I thought I’d share some thoughts about musical pattern, proportion, and structure in light of the hot topic of alleged music plagiarism that seems to be prevalent nowadays, most recently the case filed against Led Zeppelin and the opening bars of the hit “Stairway to Heaven.”
As we head into summer, it’s the perfect time to pause and consider the opportunities of Arts Awareness thinking.
Have you ever wondered where artists get their ideas? What might seem like a mystery is actually thinking that comes from life experiences, feelings, and the environment.
It’s spring! Have you noticed the feeling of anticipation and movement in the air? This is the time of year when you might get the urge to declutter your living and work spaces. For many, it’s a time of hope for new beginnings.
When you take the time to appreciate the Arizona landscape, you discover creative spaces you may have never before imagined. The experience is one that’s available to all of us all the time in any location.
As you walk through the many museums in Arizona, you learn that the history and cultures of Native American people of the area are inseparable from their expression as artists. From various symbols to geometric designs, there are similarities that inspire you to want to learn more.

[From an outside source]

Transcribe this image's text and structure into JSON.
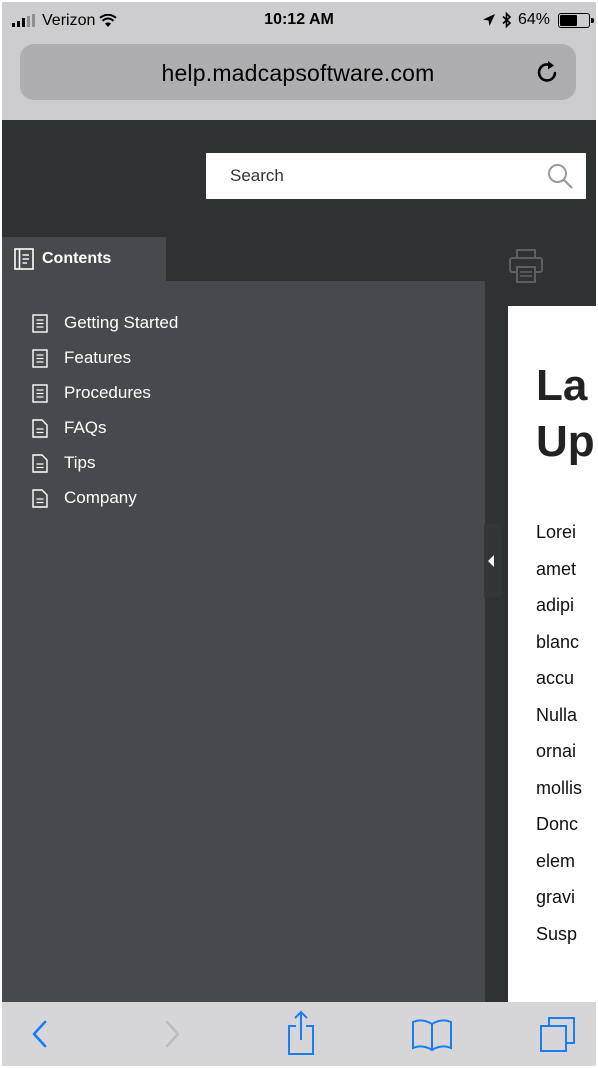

Happy New Year! Perhaps similar to your own experiences, I found myself at the end of 2015 reflecting on the past year and new year simultaneously. Instead of resolutions and lists of changes, I considered the potential of the creative process found in the arts.
It’s inspiring, especially at this time of year, to see and experience the creative efforts of people who exhibit at arts and crafts fairs across the country. I recently strolled through Fountain Festival of Arts and Crafts in Fountain Hills, Arizona.
It’s an exciting time for me. My book—Arts Awareness: A Fieldbook for Awakening Creative Consciousness in Everyday Life—is now available. For many years, I’ve kept notes about a wide variety of experiences in the arts.
The recent Phoenix Symphony Orchestra performance of Beethoven’s Symphony No. 9 in D minor, Op. 125, was an important reminder for everyone present of the value and beauty of contrast.
I recently learned of an installation and theater artist—Anne Patterson—who not only moves beyond traditional artistic boundaries but uses her gifts to create spectacular and innovative artistic experiences for audiences.
At first glance the three 28-foot-high metal-riveted wooden doors appear to struggle to stand in place, leaning against each other for support. As you approach, your understanding of the precariously perched structure changes over to an image of balance and strength.